**EXERCISE DESCRIPTION**
When you write out the entries, keep every line exactly as it appears.

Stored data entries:
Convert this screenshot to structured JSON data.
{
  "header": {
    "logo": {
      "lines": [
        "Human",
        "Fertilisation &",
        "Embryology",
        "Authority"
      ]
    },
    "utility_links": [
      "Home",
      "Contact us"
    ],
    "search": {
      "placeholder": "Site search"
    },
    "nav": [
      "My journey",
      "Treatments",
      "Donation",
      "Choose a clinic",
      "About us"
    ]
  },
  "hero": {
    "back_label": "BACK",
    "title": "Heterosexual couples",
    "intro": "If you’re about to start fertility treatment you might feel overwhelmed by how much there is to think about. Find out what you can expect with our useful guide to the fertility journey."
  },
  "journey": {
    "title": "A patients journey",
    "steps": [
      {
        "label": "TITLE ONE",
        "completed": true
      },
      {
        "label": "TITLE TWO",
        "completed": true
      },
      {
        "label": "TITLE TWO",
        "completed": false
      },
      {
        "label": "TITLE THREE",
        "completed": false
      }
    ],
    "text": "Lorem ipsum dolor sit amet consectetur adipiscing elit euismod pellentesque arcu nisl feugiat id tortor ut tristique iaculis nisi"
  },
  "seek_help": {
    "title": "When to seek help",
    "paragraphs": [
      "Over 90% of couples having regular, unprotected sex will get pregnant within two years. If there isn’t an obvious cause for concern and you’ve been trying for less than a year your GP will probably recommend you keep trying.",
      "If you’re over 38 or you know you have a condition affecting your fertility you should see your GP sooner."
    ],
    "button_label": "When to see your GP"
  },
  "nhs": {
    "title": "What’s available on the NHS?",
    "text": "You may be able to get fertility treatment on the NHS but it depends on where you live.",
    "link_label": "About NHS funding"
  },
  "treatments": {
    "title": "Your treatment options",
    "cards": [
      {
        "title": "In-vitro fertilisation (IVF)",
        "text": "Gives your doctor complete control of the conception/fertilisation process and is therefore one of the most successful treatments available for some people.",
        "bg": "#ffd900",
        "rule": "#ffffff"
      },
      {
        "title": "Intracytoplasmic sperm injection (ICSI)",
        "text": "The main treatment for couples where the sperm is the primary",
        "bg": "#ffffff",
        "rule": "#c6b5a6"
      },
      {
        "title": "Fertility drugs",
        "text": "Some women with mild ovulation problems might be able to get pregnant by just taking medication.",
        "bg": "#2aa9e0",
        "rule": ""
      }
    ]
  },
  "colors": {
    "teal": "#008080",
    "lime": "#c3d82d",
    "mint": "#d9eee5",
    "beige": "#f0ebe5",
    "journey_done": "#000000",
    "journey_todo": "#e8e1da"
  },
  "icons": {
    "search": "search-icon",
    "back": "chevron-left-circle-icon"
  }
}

**SOLUTION FOR THIS TASK**
Convert this screenshot to structured JSON data.
{
  "header": {
    "logo": {
      "lines": [
        "Human",
        "Fertilisation &",
        "Embryology",
        "Authority"
      ]
    },
    "utility_links": [
      "Home",
      "Contact us"
    ],
    "search": {
      "placeholder": "Site search"
    },
    "nav": [
      "My journey",
      "Treatments",
      "Donation",
      "Choose a clinic",
      "About us"
    ]
  },
  "hero": {
    "back_label": "BACK",
    "title": "Heterosexual couples",
    "intro": "If you’re about to start fertility treatment you might feel overwhelmed by how much there is to think about. Find out what you can expect with our useful guide to the fertility journey."
  },
  "journey": {
    "title": "A patients journey",
    "steps": [
      {
        "label": "TITLE ONE",
        "completed": true
      },
      {
        "label": "TITLE TWO",
        "completed": true
      },
      {
        "label": "TITLE TWO",
        "completed": false
      },
      {
        "label": "TITLE THREE",
        "completed": false
      }
    ],
    "text": "Lorem ipsum dolor sit amet consectetur adipiscing elit euismod pellentesque arcu nisl feugiat id tortor ut tristique iaculis nisi"
  },
  "seek_help": {
    "title": "When to seek help",
    "paragraphs": [
      "Over 90% of couples having regular, unprotected sex will get pregnant within two years. If there isn’t an obvious cause for concern and you’ve been trying for less than a year your GP will probably recommend you keep trying.",
      "If you’re over 38 or you know you have a condition affecting your fertility you should see your GP sooner."
    ],
    "button_label": "When to see your GP"
  },
  "nhs": {
    "title": "What’s available on the NHS?",
    "text": "You may be able to get fertility treatment on the NHS but it depends on where you live.",
    "link_label": "About NHS funding"
  },
  "treatments": {
    "title": "Your treatment options",
    "cards": [
      {
        "title": "In-vitro fertilisation (IVF)",
        "text": "Gives your doctor complete control of the conception/fertilisation process and is therefore one of the most successful treatments available for some people.",
        "bg": "#ffd900",
        "rule": "#ffffff"
      },
      {
        "title": "Intracytoplasmic sperm injection (ICSI)",
        "text": "The main treatment for couples where the sperm is the primary",
        "bg": "#ffffff",
        "rule": "#c6b5a6"
      },
      {
        "title": "Fertility drugs",
        "text": "Some women with mild ovulation problems might be able to get pregnant by just taking medication.",
        "bg": "#2aa9e0",
        "rule": ""
      }
    ]
  },
  "colors": {
    "teal": "#008080",
    "lime": "#c3d82d",
    "mint": "#d9eee5",
    "beige": "#f0ebe5",
    "journey_done": "#000000",
    "journey_todo": "#e8e1da"
  },
  "icons": {
    "search": "search-icon",
    "back": "chevron-left-circle-icon"
  }
}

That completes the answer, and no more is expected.